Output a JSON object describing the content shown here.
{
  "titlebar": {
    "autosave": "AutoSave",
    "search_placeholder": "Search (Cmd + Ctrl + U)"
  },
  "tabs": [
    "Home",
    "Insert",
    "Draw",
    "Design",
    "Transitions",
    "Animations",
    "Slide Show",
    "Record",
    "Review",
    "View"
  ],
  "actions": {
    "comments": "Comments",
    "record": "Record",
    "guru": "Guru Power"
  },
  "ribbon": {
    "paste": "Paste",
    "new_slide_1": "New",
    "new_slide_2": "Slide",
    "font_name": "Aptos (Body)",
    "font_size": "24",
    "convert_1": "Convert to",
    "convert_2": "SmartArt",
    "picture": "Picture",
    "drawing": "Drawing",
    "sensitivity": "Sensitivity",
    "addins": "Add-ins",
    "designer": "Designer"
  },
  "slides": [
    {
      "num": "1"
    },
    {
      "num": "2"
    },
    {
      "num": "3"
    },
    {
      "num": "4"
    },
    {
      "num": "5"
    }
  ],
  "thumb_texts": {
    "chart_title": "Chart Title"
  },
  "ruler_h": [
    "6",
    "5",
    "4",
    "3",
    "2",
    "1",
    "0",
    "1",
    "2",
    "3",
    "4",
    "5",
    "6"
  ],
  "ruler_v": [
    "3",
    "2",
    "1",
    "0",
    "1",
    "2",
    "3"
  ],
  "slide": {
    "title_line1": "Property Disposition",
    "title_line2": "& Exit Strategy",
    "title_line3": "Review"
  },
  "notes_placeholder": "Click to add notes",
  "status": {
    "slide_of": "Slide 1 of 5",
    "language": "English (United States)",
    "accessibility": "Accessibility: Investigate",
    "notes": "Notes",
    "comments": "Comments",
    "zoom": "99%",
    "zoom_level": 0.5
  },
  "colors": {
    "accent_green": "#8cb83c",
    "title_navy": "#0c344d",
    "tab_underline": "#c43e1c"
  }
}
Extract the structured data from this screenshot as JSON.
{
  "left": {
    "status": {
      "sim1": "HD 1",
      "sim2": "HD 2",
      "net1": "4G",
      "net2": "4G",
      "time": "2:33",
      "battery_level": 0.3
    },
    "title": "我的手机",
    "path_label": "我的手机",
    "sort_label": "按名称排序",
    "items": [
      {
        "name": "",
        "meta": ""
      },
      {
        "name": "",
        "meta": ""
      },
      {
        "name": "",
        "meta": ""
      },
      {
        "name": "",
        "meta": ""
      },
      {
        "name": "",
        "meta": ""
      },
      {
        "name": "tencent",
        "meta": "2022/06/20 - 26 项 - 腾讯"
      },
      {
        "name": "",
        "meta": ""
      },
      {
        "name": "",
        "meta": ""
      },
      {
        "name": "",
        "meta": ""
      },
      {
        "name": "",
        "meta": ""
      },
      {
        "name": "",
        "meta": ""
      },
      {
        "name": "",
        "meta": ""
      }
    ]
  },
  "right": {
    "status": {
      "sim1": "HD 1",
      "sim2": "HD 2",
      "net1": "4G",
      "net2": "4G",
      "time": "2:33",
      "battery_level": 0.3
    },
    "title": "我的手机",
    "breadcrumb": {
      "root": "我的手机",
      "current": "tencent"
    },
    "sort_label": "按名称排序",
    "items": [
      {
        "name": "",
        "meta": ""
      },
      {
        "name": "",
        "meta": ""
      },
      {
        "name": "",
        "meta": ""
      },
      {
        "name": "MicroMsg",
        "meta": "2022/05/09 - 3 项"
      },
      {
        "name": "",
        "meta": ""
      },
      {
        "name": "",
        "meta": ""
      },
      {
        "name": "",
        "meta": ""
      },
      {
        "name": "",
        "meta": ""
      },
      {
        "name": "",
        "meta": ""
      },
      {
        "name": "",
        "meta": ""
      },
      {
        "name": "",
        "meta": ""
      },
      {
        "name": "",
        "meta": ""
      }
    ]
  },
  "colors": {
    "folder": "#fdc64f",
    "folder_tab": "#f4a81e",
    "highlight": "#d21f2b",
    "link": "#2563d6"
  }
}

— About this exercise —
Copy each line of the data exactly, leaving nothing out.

— Task response —
Output a JSON object describing the content shown here.
{
  "titlebar": {
    "autosave": "AutoSave",
    "search_placeholder": "Search (Cmd + Ctrl + U)"
  },
  "tabs": [
    "Home",
    "Insert",
    "Draw",
    "Design",
    "Transitions",
    "Animations",
    "Slide Show",
    "Record",
    "Review",
    "View"
  ],
  "actions": {
    "comments": "Comments",
    "record": "Record",
    "guru": "Guru Power"
  },
  "ribbon": {
    "paste": "Paste",
    "new_slide_1": "New",
    "new_slide_2": "Slide",
    "font_name": "Aptos (Body)",
    "font_size": "24",
    "convert_1": "Convert to",
    "convert_2": "SmartArt",
    "picture": "Picture",
    "drawing": "Drawing",
    "sensitivity": "Sensitivity",
    "addins": "Add-ins",
    "designer": "Designer"
  },
  "slides": [
    {
      "num": "1"
    },
    {
      "num": "2"
    },
    {
      "num": "3"
    },
    {
      "num": "4"
    },
    {
      "num": "5"
    }
  ],
  "thumb_texts": {
    "chart_title": "Chart Title"
  },
  "ruler_h": [
    "6",
    "5",
    "4",
    "3",
    "2",
    "1",
    "0",
    "1",
    "2",
    "3",
    "4",
    "5",
    "6"
  ],
  "ruler_v": [
    "3",
    "2",
    "1",
    "0",
    "1",
    "2",
    "3"
  ],
  "slide": {
    "title_line1": "Property Disposition",
    "title_line2": "& Exit Strategy",
    "title_line3": "Review"
  },
  "notes_placeholder": "Click to add notes",
  "status": {
    "slide_of": "Slide 1 of 5",
    "language": "English (United States)",
    "accessibility": "Accessibility: Investigate",
    "notes": "Notes",
    "comments": "Comments",
    "zoom": "99%",
    "zoom_level": 0.5
  },
  "colors": {
    "accent_green": "#8cb83c",
    "title_navy": "#0c344d",
    "tab_underline": "#c43e1c"
  }
}
Extract the structured data from this screenshot as JSON.
{
  "left": {
    "status": {
      "sim1": "HD 1",
      "sim2": "HD 2",
      "net1": "4G",
      "net2": "4G",
      "time": "2:33",
      "battery_level": 0.3
    },
    "title": "我的手机",
    "path_label": "我的手机",
    "sort_label": "按名称排序",
    "items": [
      {
        "name": "",
        "meta": ""
      },
      {
        "name": "",
        "meta": ""
      },
      {
        "name": "",
        "meta": ""
      },
      {
        "name": "",
        "meta": ""
      },
      {
        "name": "",
        "meta": ""
      },
      {
        "name": "tencent",
        "meta": "2022/06/20 - 26 项 - 腾讯"
      },
      {
        "name": "",
        "meta": ""
      },
      {
        "name": "",
        "meta": ""
      },
      {
        "name": "",
        "meta": ""
      },
      {
        "name": "",
        "meta": ""
      },
      {
        "name": "",
        "meta": ""
      },
      {
        "name": "",
        "meta": ""
      }
    ]
  },
  "right": {
    "status": {
      "sim1": "HD 1",
      "sim2": "HD 2",
      "net1": "4G",
      "net2": "4G",
      "time": "2:33",
      "battery_level": 0.3
    },
    "title": "我的手机",
    "breadcrumb": {
      "root": "我的手机",
      "current": "tencent"
    },
    "sort_label": "按名称排序",
    "items": [
      {
        "name": "",
        "meta": ""
      },
      {
        "name": "",
        "meta": ""
      },
      {
        "name": "",
        "meta": ""
      },
      {
        "name": "MicroMsg",
        "meta": "2022/05/09 - 3 项"
      },
      {
        "name": "",
        "meta": ""
      },
      {
        "name": "",
        "meta": ""
      },
      {
        "name": "",
        "meta": ""
      },
      {
        "name": "",
        "meta": ""
      },
      {
        "name": "",
        "meta": ""
      },
      {
        "name": "",
        "meta": ""
      },
      {
        "name": "",
        "meta": ""
      },
      {
        "name": "",
        "meta": ""
      }
    ]
  },
  "colors": {
    "folder": "#fdc64f",
    "folder_tab": "#f4a81e",
    "highlight": "#d21f2b",
    "link": "#2563d6"
  }
}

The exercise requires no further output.